I am thankful to God for the principles outlined in Financial Peace University, and Brian Dinges for hosting the class at Evanston Vineyard. The stress of a global pandemic has been enormously de-escalated by the financial decisions we made months and years in advance.

When I get a little spare time, I want to finish a bare-bones Flask MicroPub server to generate Hugo content from any provider that uses the MicroPub spec, like Indigenous wrap the server in a service layer.

Amie and I started a docuseries about the 90’s Chicago Bulls called “The Last Dance.” I have faint memories of the buzz around Michael Jordan, Scottie Pippin, and Dennis Rodman as a child, but now I can finally begin to appreciate what they did for Chicago and basketball.

“My goal was, and is, to share my love of working in plain text with a wider audience.”

Thank you, Scott Nesbitt, for starting The Plaintext Project. Though I discovered your work less than a year ago, I am one for whom your writing resonated.

I attended my first IndieWeb Homebrew meetup yesterday. I’m jazzed that folks from many disciplines share a passion for personal websites and networks. A kind and helpful bunch :)

Wow, Max's bookmarklet is such a smooth experience! Now I want one for myself…

Six years and four cars later, Pilo’s remains the best auto service I’ve ever used. His prices are reasonable, his work is thorough, and his integrity is matchless. Today he fixed our transmission, not by replacing the whole (which would have been thousands of dollars) but only the part that would get us through the next 50,000 miles.

If you need a mechanic, your search is over. Go to Pilo! Tell Natalia that the Bilson’s sent you.

How does one stand in a line that wraps the DMV for two hours without growing irritable? It helps a lot to be reading about the suffering of six million Black Americans. “The Warmth of Other Suns” by Isabel Wilkerson.
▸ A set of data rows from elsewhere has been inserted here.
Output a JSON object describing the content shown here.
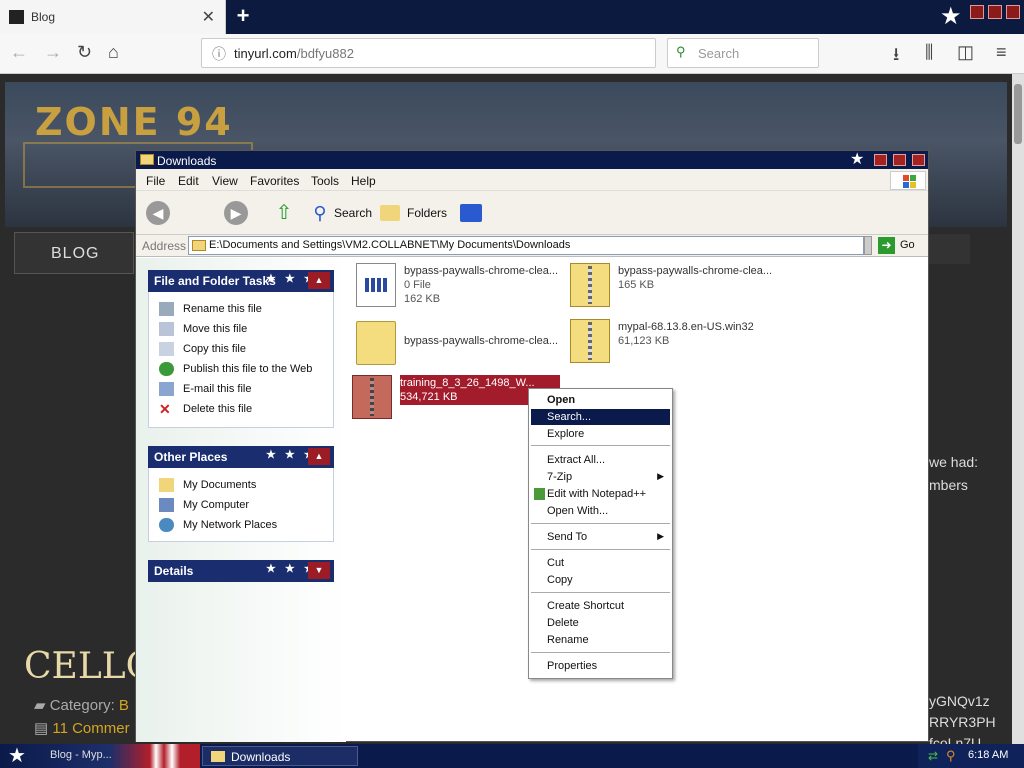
{
  "browser": {
    "tab_title": "Blog",
    "tab_close": "✕",
    "new_tab": "+",
    "url_domain": "tinyurl.com",
    "url_path": "/bdfyu882",
    "search_placeholder": "Search"
  },
  "blog": {
    "logo_text": "ZONE 94",
    "nav_label": "BLOG",
    "post_title": "CELLO C",
    "category_label": "Category: ",
    "category_value": "B",
    "comments": "11 Commer",
    "peek_right": [
      "we had:",
      "mbers",
      "yGNQv1z",
      "RRYR3PH",
      "fcoLn7U"
    ]
  },
  "explorer": {
    "title": "Downloads",
    "menu": [
      "File",
      "Edit",
      "View",
      "Favorites",
      "Tools",
      "Help"
    ],
    "toolbar": {
      "search": "Search",
      "folders": "Folders"
    },
    "address_label": "Address",
    "address_path": "E:\\Documents and Settings\\VM2.COLLABNET\\My Documents\\Downloads",
    "go_label": "Go",
    "file_tasks": {
      "title": "File and Folder Tasks",
      "items": [
        "Rename this file",
        "Move this file",
        "Copy this file",
        "Publish this file to the Web",
        "E-mail this file",
        "Delete this file"
      ]
    },
    "other_places": {
      "title": "Other Places",
      "items": [
        "My Documents",
        "My Computer",
        "My Network Places"
      ]
    },
    "details": {
      "title": "Details"
    },
    "files": [
      {
        "name": "bypass-paywalls-chrome-clea...",
        "meta1": "0 File",
        "meta2": "162 KB",
        "kind": "document"
      },
      {
        "name": "bypass-paywalls-chrome-clea...",
        "meta1": "165 KB",
        "meta2": "",
        "kind": "zip"
      },
      {
        "name": "bypass-paywalls-chrome-clea...",
        "meta1": "",
        "meta2": "",
        "kind": "folder"
      },
      {
        "name": "mypal-68.13.8.en-US.win32",
        "meta1": "61,123 KB",
        "meta2": "",
        "kind": "zip"
      },
      {
        "name": "training_8_3_26_1498_W...",
        "meta1": "534,721 KB",
        "meta2": "",
        "kind": "zip",
        "selected": true
      }
    ]
  },
  "context_menu": {
    "items": [
      "Open",
      "Search...",
      "Explore",
      "Extract All...",
      "7-Zip",
      "Edit with Notepad++",
      "Open With...",
      "Send To",
      "Cut",
      "Copy",
      "Create Shortcut",
      "Delete",
      "Rename",
      "Properties"
    ],
    "highlighted": "Search..."
  },
  "taskbar": {
    "blog_item": "Blog - Myp...",
    "downloads_item": "Downloads",
    "clock": "6:18 AM"
  },
  "colors": {
    "xp_title": "#0a1a4a",
    "panel_head": "#1a2d6e",
    "selection": "#a31c2c",
    "accent_gold": "#c9a040"
  }
}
Let me tell you about… it’d be fun to share a few stories on here sometime.

This is my first comment made from my mobile device. How cool is that!